Broader domestic social issues and an international policy that moves away from "a permanent war footing" took center stage in President Obama's State of the Union address (SOTUS) last night. Domestic energy policies, including renewable energy, largely took a back seat to the President's bigger talking points: hiking the minimum wage for federal contractors, urging final immigration reforms, strong pushes in employment and job-training, education, retirement savings, and healthcare.
Washngton, D.C. non-profit The Solar Foundation just released its National Solar Jobs Census 2013, whichis the fourth annual update of current employment and projected growth in the United States solar industry.

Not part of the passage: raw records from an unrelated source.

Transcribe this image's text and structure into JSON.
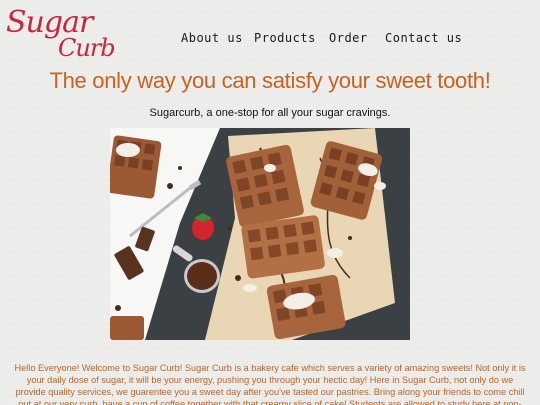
{
  "brand": {
    "name_line1": "Sugar",
    "name_line2": "Curb"
  },
  "nav": {
    "items": [
      {
        "label": "About us"
      },
      {
        "label": "Products"
      },
      {
        "label": "Order"
      },
      {
        "label": "Contact us"
      }
    ]
  },
  "hero": {
    "headline": "The only way you can satisfy your sweet tooth!",
    "tagline": "Sugarcurb, a one-stop for all your sugar cravings."
  },
  "intro": {
    "text": "Hello Everyone! Welcome to Sugar Curb! Sugar Curb is a bakery cafe which serves a variety of amazing sweets! Not only it is your daily dose of sugar, it will be your energy, pushing you through your hectic day! Here in Sugar Curb, not only do we provide quality services, we guarentee you a sweet day after you've tasted our pastries. Bring along your friends to come chill out at our very curb, have a cup of coffee together with that creamy slice of cake! Students are allowed to study here at non-peak period and the drinks that we provide are refillable! What are you waiting"
  },
  "colors": {
    "brand_red": "#c8263a",
    "accent_orange": "#c8621f",
    "slate": "#3a3f44",
    "parchment": "#e9d6b4"
  }
}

Their data for Census 2013 is derived from a statistically valid sampling and comprehensive survey of 15,437 employers throughout the nation.
The European Union is poised to take its first formal steps to expand the world’s most ambitious limits on fossil fuel pollution. That may widen a rift in how it balances green policies with the need for cheaper power.
Once again flexing its investment muscles in renewable energy, Google is expanding its future purchasing plans for wind energy in Finland and taking a stake in another a Texas wind farm. Oh, and it also bought some home energy automation startup called Nest Labs.
Several reports this week agree that cleantech investments fell in 2013, but that's not a bad thing. And the big question is what happens next: how much more is needed?
For years, climate contrarians have pointed to snowfall and cold weather to question the scientific reality of human-induced climate change.